- Wearing earplugs and eliminating extra light in the room
- Modifying your sleep schedule
Surgery is sometimes recommended for people with severe sleep apnea.
Surgical procedures we use:
Hypoglossal nerve stimulation (HGNS): An electrode is surgically attached to the nerve that controls the tongue muscle. This electrode is then stimulated with a pacemaker. This helps keep the airway open and the tissue and tongue from collapsing during sleep.
Septoplasty and turbinate reduction: During this operation, the cartilage on the interior of the nose is straightened. The turbinates (curved bones along the nasal passage) are then reduced to make the airway bigger.
Adenoidectomy: Used for people with swollen adenoids (lymph tissue that sits between your nose and the back of your throat in your upper airway).
Tonsillectomy: This procedure involves surgical removal of the tonsils. This is recommended for people with large tonsils who have sleep-disordered breathing.
Removal of the uvula: Removing the uvula, the soft structure that hangs down from your soft palate, can help with snoring.
Maxillomandibular advancement (MMA): Almost all sleep apnea can be successfully treated by MMA. This complex operation involves surgically cutting the bones holding the upper teeth and the bones holding the lower teeth (called the mandible) and adjusting them so that the lower part of the face is moved forward.
Did You Know?
- Increasing age is associated with a decline in motor skills and cognition – factors that can increase risk of developing obstructive sleep apnea (OSA).
- More than 40 million Americans of all ages suffer from sleep disorders.

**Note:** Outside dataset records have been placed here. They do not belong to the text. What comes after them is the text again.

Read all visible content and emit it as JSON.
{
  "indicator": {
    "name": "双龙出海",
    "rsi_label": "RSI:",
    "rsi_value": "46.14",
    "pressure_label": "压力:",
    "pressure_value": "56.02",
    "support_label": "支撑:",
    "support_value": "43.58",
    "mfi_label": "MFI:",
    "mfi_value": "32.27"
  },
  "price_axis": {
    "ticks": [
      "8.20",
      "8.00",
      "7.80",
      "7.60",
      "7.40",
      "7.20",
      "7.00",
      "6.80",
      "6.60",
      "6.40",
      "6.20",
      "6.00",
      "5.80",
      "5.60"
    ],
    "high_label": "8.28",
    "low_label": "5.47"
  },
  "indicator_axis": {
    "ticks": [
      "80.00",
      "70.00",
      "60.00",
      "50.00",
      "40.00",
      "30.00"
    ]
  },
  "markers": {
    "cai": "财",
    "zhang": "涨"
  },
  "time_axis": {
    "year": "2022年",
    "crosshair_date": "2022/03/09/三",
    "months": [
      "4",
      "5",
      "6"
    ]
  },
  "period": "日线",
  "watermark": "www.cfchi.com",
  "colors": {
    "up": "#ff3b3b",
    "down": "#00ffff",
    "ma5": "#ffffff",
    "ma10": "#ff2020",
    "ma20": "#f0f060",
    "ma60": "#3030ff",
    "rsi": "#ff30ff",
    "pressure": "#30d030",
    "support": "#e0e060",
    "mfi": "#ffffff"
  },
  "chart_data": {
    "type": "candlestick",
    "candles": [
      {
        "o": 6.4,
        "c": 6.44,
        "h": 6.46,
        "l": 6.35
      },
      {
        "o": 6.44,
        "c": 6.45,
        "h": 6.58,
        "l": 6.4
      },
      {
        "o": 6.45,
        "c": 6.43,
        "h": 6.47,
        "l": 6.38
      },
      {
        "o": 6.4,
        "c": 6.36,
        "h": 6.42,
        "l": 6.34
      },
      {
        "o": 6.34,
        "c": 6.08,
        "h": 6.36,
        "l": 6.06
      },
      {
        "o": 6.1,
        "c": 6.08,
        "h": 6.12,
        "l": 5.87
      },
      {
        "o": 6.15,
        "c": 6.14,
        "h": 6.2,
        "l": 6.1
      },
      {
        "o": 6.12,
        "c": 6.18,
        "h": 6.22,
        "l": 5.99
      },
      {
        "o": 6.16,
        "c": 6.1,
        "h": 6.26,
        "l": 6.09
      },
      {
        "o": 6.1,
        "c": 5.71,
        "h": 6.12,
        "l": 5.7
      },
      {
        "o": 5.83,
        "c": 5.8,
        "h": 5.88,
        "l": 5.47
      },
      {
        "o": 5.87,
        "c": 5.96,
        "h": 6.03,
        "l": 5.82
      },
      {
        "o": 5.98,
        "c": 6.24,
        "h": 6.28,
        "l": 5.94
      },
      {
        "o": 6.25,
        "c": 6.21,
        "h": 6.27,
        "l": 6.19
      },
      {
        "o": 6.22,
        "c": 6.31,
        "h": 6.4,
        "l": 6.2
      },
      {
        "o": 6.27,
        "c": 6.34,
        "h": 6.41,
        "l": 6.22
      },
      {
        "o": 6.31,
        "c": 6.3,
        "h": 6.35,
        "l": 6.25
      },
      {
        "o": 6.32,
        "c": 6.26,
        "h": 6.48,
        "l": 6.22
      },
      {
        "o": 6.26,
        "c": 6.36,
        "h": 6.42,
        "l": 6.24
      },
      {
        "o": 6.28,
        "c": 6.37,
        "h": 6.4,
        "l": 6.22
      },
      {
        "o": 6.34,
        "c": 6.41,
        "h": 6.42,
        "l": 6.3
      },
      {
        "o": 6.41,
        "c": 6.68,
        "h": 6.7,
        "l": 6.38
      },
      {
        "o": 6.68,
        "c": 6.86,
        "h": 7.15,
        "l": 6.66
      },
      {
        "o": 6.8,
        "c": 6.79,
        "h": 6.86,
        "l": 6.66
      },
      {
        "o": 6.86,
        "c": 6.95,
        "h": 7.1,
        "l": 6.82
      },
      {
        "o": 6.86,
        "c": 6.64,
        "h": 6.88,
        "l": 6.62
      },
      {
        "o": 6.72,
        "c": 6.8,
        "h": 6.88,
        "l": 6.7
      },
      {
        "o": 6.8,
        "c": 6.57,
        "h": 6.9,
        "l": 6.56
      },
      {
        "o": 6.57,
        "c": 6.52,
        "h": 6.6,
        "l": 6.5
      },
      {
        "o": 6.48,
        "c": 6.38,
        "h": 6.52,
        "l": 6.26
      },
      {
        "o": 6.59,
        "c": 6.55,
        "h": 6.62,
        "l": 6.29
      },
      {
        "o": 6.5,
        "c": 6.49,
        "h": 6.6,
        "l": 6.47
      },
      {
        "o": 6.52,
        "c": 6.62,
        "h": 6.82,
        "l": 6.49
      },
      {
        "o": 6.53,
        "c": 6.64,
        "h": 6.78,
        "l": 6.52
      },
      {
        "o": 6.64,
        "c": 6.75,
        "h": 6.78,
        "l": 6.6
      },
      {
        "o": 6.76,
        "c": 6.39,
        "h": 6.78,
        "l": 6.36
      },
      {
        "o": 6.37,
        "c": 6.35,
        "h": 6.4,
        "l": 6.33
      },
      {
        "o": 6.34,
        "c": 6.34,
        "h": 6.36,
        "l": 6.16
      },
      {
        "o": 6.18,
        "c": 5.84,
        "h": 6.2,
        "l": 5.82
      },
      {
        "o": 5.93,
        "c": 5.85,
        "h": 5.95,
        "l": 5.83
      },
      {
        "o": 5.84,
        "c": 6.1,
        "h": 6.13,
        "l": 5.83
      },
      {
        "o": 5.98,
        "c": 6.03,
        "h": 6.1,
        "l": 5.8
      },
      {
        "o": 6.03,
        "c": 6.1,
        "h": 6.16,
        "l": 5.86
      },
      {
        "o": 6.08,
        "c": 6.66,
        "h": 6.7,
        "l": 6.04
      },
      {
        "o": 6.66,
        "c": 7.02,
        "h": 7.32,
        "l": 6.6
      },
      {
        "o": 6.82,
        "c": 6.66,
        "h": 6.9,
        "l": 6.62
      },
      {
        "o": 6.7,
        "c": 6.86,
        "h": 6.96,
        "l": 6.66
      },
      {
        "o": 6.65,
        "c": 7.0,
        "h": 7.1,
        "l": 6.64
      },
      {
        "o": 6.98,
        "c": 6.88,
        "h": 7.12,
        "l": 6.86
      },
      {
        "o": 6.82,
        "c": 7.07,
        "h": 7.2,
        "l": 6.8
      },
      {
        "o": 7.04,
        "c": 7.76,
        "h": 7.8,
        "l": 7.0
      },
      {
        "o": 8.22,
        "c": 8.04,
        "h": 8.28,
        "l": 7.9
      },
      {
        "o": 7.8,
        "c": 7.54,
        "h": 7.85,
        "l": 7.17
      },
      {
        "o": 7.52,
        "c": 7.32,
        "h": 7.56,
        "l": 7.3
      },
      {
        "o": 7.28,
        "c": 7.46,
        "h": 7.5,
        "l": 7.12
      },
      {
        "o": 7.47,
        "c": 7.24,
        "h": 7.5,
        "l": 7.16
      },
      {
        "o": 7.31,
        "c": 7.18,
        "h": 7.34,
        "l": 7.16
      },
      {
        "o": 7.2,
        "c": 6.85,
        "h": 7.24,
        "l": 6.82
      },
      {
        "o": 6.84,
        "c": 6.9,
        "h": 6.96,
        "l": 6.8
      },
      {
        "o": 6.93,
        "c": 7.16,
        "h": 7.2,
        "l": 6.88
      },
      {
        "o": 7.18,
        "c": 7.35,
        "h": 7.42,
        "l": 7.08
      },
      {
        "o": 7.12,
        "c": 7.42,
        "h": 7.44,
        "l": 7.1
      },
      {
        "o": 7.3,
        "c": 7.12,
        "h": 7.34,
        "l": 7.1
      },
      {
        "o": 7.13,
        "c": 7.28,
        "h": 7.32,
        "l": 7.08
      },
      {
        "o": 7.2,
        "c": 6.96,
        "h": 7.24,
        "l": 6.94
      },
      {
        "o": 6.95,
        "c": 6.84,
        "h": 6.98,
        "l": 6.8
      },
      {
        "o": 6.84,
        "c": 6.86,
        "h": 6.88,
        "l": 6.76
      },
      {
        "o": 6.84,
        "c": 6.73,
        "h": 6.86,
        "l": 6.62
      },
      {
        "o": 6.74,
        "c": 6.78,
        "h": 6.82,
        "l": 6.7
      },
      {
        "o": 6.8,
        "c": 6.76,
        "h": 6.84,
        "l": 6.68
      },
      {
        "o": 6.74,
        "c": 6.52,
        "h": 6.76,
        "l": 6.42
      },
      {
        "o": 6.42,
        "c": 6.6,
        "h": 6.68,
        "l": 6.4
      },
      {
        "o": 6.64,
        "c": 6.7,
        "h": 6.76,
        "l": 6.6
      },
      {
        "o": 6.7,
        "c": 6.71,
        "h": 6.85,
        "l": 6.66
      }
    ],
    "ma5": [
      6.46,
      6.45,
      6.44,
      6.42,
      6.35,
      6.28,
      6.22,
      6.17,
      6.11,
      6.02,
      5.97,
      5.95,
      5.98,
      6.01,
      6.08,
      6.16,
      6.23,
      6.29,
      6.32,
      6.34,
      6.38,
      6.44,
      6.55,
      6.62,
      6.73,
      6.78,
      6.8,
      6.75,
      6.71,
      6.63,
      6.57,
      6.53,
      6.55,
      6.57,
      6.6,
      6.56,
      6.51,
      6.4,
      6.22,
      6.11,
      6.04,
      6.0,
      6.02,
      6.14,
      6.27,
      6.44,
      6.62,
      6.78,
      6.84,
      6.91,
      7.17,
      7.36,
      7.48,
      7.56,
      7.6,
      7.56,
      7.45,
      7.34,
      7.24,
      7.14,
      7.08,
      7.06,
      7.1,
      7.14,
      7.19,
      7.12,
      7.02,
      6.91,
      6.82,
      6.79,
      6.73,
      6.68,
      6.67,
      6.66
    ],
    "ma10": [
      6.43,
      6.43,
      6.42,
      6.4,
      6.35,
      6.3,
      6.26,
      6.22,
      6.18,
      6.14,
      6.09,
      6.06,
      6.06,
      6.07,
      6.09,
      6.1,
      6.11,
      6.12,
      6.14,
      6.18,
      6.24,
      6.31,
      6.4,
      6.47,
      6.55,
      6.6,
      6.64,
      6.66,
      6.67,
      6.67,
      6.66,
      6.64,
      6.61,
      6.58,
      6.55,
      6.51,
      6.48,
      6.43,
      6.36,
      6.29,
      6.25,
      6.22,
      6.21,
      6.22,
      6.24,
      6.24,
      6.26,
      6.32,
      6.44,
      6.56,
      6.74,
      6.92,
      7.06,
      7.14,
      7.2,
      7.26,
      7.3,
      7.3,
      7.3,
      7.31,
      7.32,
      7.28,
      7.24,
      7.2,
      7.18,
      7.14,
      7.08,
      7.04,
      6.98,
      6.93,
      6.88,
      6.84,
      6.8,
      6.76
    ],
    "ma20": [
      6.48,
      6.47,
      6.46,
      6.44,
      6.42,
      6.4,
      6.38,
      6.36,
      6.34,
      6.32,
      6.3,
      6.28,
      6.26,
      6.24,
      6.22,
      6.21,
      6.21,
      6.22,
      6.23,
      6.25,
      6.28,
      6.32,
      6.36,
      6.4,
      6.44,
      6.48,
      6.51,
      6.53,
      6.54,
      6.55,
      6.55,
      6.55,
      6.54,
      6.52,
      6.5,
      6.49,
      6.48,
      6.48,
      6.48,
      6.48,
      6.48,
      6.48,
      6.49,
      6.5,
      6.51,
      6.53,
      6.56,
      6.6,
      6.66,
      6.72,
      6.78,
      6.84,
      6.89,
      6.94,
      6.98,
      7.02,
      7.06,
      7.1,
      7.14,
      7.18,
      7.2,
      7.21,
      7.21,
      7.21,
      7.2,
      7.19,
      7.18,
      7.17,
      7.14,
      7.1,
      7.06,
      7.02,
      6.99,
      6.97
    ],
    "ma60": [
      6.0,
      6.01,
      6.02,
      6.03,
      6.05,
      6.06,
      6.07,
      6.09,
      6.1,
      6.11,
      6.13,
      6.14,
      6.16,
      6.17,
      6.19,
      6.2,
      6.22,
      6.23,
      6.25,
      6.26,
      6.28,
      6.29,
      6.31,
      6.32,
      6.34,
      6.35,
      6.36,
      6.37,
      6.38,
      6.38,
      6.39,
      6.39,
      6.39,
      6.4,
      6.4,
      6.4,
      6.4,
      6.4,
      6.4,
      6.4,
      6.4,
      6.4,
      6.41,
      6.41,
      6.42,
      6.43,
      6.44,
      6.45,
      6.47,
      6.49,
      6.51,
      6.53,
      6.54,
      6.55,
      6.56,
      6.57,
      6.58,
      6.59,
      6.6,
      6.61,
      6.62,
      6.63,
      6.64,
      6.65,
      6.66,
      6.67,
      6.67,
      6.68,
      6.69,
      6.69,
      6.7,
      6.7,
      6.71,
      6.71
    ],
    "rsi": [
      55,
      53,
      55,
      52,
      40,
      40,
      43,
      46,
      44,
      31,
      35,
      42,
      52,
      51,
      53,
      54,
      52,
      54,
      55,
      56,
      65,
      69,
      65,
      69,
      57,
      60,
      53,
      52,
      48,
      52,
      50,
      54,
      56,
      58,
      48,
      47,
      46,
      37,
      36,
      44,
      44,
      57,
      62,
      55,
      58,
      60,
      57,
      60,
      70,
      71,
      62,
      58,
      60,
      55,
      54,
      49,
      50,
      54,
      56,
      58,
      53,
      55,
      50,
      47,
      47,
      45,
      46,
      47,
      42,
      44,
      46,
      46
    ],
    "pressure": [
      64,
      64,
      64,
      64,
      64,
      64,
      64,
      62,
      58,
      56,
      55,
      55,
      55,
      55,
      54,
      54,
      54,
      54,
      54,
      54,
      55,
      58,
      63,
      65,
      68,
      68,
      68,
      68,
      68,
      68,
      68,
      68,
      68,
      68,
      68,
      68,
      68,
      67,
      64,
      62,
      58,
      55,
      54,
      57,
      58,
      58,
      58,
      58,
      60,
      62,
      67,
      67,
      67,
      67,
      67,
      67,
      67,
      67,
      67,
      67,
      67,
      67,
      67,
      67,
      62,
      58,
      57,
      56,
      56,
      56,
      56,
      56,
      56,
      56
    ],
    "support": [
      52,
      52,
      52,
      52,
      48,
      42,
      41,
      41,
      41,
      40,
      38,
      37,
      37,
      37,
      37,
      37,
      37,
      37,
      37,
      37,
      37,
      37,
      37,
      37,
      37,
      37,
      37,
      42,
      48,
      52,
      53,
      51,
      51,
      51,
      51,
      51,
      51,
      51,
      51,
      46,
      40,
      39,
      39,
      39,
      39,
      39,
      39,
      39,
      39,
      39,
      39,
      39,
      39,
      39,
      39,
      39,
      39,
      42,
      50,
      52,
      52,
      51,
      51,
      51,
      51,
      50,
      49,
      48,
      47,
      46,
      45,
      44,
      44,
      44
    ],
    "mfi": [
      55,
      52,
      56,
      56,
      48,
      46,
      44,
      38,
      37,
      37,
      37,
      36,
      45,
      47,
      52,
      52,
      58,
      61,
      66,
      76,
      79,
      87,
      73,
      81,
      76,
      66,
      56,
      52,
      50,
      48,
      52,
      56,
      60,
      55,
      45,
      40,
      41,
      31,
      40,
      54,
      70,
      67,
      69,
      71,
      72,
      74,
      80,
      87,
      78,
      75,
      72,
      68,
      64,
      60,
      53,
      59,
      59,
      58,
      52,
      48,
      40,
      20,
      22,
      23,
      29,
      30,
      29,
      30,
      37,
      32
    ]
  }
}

- Most healthy adults need 7-9 hours of sleep. However, some people can function without sleeplessness with as little as six hours of sleep. (National Sleep Foundation)
- People who do not get enough sleep are more likely to be hungrier. This is due to a decrease in the appetite-regulating hormone, leptin.